Zocdoc Answers

Medical questions & health advice by board certified doctors

"Do ultrasounds identify all fibroids?"


I was having symptoms of fibroids, so I contacted a doctor, who gave me an ultrasound. But the ultrasound didn't find anything wrong, so I'm worried they might have just missed it. Are there any kinds of fibroids that ultrasounds can't pick up? Or should I look for a different cause of the problems?


Uterine fibroids are benign tumors that originate from the myometrium. Typical symptoms of uterine fibroids is heavy bleeding during the normal times of your periods, pelvic pain, or a sense of fullness in your pelvis. The best type of doctor to consult about these issues is an OBGYN.

See a doctor who can help

Find a Obgyns near you

Ultrasound is the gold standard for detection of uterine fibroids. They are very infrequently missed when the ultrasound is performed by a competent physician or ultrasound technician. MRI is another technique employed which may be able to detect smaller fibroids and delineate them from other types of tumors. Other possible causes of heavy bleeding (if this is your symptom) include blood clotting disorders, uterine injury and scarring from previous procedures, and endometrial cancer. Close follow up with your doctor is important to delineate these causes. I suggest that you schedule an appointment with your OBGYN that performed the ultrasound. You may warrant further evaluation for your symptoms that you are concerned about.
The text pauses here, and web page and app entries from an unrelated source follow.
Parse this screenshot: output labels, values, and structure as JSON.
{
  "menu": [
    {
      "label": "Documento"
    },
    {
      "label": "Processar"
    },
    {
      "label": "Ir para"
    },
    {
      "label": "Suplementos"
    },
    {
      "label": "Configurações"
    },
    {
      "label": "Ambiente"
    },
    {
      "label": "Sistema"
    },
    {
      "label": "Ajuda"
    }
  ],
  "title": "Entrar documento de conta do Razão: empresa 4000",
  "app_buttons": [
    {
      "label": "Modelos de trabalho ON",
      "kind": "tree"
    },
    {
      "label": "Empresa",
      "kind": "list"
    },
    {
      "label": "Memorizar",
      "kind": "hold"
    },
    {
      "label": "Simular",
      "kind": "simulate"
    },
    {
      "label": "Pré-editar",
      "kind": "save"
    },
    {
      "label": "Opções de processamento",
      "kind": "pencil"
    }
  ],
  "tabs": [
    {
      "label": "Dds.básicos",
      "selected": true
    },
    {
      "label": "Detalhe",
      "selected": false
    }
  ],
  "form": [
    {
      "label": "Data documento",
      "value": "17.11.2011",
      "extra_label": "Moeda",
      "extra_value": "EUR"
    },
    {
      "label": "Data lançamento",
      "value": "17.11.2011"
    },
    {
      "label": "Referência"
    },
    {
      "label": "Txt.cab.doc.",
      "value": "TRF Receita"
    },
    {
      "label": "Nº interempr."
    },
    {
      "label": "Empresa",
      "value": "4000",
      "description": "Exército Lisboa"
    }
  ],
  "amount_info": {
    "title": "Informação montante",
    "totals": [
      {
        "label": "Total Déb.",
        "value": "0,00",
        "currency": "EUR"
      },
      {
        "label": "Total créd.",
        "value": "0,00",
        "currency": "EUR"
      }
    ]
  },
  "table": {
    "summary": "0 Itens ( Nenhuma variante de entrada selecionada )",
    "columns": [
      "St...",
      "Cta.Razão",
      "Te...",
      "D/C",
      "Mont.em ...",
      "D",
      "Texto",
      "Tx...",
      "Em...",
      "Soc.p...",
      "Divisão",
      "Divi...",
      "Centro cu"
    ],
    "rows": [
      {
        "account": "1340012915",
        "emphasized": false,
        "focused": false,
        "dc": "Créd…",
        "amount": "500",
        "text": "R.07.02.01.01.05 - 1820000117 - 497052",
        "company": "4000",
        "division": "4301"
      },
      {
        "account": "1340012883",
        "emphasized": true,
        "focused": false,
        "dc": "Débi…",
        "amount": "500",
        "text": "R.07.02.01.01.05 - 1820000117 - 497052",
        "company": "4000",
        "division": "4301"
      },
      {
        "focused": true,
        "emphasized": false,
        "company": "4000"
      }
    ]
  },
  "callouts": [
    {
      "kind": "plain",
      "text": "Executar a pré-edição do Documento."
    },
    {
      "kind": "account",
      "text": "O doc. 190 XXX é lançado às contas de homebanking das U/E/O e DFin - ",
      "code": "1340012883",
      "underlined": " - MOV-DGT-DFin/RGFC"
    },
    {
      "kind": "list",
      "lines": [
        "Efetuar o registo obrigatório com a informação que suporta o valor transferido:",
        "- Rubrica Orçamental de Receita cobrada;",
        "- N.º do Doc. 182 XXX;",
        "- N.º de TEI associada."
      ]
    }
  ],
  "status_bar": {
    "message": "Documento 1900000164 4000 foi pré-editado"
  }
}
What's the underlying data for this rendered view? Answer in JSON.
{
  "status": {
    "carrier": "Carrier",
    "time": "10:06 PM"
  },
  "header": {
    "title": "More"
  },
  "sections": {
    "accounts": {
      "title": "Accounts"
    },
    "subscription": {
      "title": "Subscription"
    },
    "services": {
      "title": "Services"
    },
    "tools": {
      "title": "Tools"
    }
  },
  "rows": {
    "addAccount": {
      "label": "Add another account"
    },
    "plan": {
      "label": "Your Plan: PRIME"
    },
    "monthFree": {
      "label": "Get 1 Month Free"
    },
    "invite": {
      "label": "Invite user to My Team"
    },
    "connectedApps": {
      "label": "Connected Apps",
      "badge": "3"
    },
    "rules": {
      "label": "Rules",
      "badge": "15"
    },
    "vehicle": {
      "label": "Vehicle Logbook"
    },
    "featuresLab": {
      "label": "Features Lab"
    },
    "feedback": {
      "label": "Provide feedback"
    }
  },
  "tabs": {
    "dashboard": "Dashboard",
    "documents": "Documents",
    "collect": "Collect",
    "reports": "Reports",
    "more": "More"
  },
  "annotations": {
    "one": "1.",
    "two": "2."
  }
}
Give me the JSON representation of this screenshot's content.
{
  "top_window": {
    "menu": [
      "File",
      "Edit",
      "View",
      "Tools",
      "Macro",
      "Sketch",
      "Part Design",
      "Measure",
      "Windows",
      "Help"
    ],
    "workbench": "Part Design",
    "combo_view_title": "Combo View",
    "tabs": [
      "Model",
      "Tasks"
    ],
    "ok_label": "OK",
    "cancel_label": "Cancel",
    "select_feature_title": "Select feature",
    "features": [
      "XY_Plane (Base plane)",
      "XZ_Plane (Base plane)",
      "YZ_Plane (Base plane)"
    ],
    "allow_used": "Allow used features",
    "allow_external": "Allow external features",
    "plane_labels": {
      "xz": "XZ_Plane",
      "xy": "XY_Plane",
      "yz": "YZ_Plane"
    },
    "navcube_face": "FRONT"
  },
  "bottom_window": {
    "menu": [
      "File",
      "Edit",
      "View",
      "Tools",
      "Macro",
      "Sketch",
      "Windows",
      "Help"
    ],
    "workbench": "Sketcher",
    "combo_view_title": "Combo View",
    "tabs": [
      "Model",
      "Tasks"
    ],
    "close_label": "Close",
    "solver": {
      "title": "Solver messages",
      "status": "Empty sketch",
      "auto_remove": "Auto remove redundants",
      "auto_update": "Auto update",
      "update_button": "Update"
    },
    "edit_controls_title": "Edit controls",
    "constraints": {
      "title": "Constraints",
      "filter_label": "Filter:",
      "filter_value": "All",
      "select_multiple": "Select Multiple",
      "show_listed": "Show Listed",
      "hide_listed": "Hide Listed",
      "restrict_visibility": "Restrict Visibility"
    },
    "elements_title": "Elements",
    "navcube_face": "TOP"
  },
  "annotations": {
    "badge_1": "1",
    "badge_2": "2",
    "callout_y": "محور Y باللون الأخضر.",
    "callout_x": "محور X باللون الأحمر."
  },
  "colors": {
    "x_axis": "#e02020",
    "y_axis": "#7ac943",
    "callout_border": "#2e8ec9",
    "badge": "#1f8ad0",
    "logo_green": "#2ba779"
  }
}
If you are experiencing heavy bleeding, then you may need to have some routine blood tests to look for abnormalities with blood coagulation. If these come back normal then you may need an MIR to further evaluated your uterus. If this does not yield any results, then you may need a uterine biopsy. Good luck.

Zocdoc Answers is for general informational purposes only and is not a substitute for professional medical advice. If you think you may have a medical emergency, call your doctor (in the United States) 911 immediately. Always seek the advice of your doctor before starting or changing treatment. Medical professionals who provide responses to health-related questions are intended third party beneficiaries with certain rights under Zocdoc’s Terms of Service.